This Department of Labor, Office of Disability Employment Policy resource provides information, tools, strategies and resources to assist employees and employers with the return-to-work process.
Disability Management Employer Coalition<http://www.dmec.org/>
The Disability Management Employer Coalition (DMEC) provides employers with information, strategies and resources to improve workplace productivity through better absence and disability management.
The Return to Work Knowledge Base<http://www.rtwknowledge.org/about.php>
The Return to Work Knowledge base provides research-based information and resources to employers, employees, health professionals and insurers on returning to work after illness or injury.
Independent Living Centers<http://www.ilru.org/html/publications/directory/index.html>
Centers for Independent Living (CIL/ILC) are consumer-controlled, community-based, cross-disability, nonresidential private nonprofit agencies that are designed and operated within a local community by individuals with disabilities. Employers who contact ILCS can get advice on Return-To-Work programs.
Stay-at-Work/Return-to-Work: Supporting Employees Who Experience Unexpected Illness or Disability <http://www.dol.gov/odep/pdf/20140917StudyAtWork.pdf>
This fact sheet summarizes resources available to help employees who have sustained disabilities or chronic illness to return to work or stay at work.
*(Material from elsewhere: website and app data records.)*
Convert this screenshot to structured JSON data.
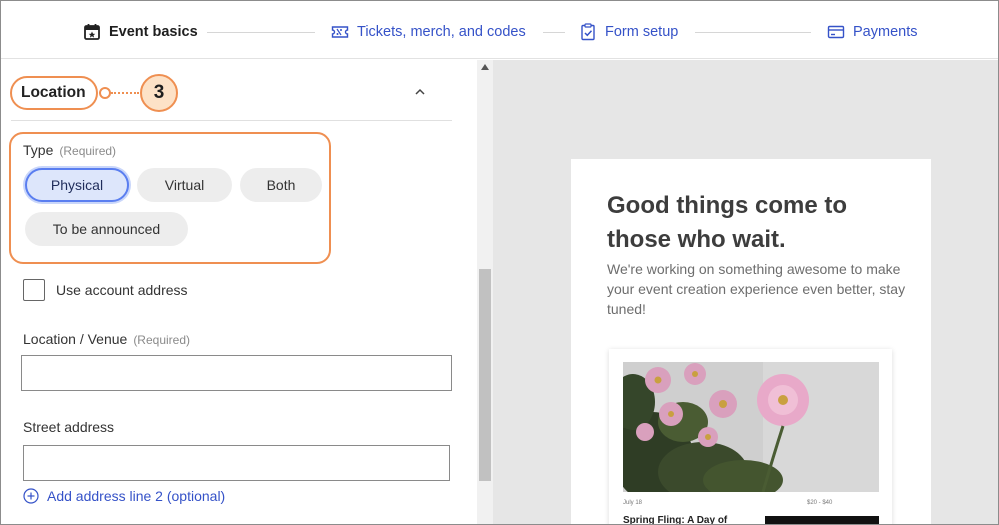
{
  "stepper": {
    "steps": [
      {
        "label": "Event basics",
        "icon": "calendar-star-icon",
        "state": "active"
      },
      {
        "label": "Tickets, merch, and codes",
        "icon": "ticket-icon",
        "state": "link"
      },
      {
        "label": "Form setup",
        "icon": "clipboard-check-icon",
        "state": "link"
      },
      {
        "label": "Payments",
        "icon": "credit-card-icon",
        "state": "link"
      }
    ]
  },
  "location": {
    "title": "Location",
    "callout_number": "3",
    "type_label": "Type",
    "required_text": "(Required)",
    "type_options": [
      "Physical",
      "Virtual",
      "Both",
      "To be announced"
    ],
    "selected_type": "Physical",
    "use_account_address": "Use account address",
    "use_account_address_checked": false,
    "venue_label": "Location / Venue",
    "venue_required": "(Required)",
    "venue_value": "",
    "street_label": "Street address",
    "street_value": "",
    "add_line_label": "Add address line 2 (optional)"
  },
  "preview": {
    "headline": "Good things come to those who wait.",
    "subtext": "We're working on something awesome to make your event creation experience even better, stay tuned!",
    "event_date": "July 18",
    "event_price": "$20 - $40",
    "event_title": "Spring Fling: A Day of"
  },
  "colors": {
    "accent_blue": "#3552c8",
    "callout_orange": "#ef8f51",
    "selected_pill_bg": "#dde6fb",
    "preview_bg": "#e6e6e6"
  }
}
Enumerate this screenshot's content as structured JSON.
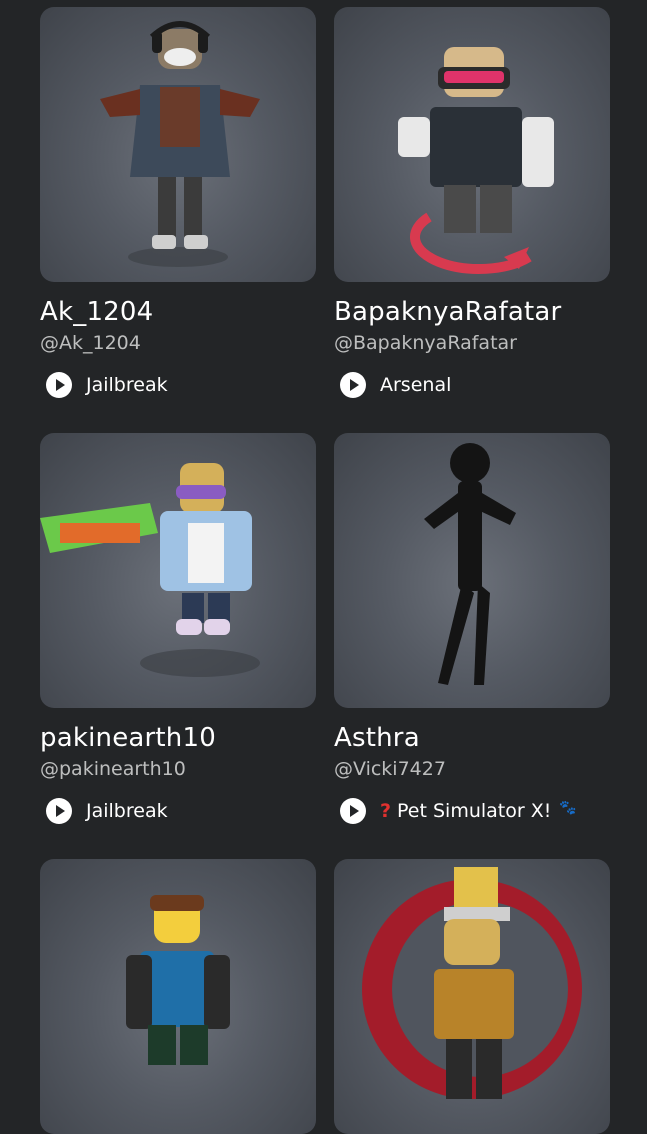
{
  "friends": [
    {
      "display_name": "Ak_1204",
      "username": "@Ak_1204",
      "game": "Jailbreak"
    },
    {
      "display_name": "BapaknyaRafatar",
      "username": "@BapaknyaRafatar",
      "game": "Arsenal"
    },
    {
      "display_name": "pakinearth10",
      "username": "@pakinearth10",
      "game": "Jailbreak"
    },
    {
      "display_name": "Asthra",
      "username": "@Vicki7427",
      "game": "Pet Simulator X!",
      "game_prefix": "?",
      "game_suffix": "🐾"
    },
    {
      "display_name": "",
      "username": "",
      "game": ""
    },
    {
      "display_name": "",
      "username": "",
      "game": ""
    }
  ],
  "colors": {
    "background": "#232527",
    "card": "#555a63",
    "handle": "#bdbebe"
  }
}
It also explains provisions of the Family and Medical Leave Act (FMLA) that are applicable in these situations, and how intermittent leave may assist employees to remain on the job.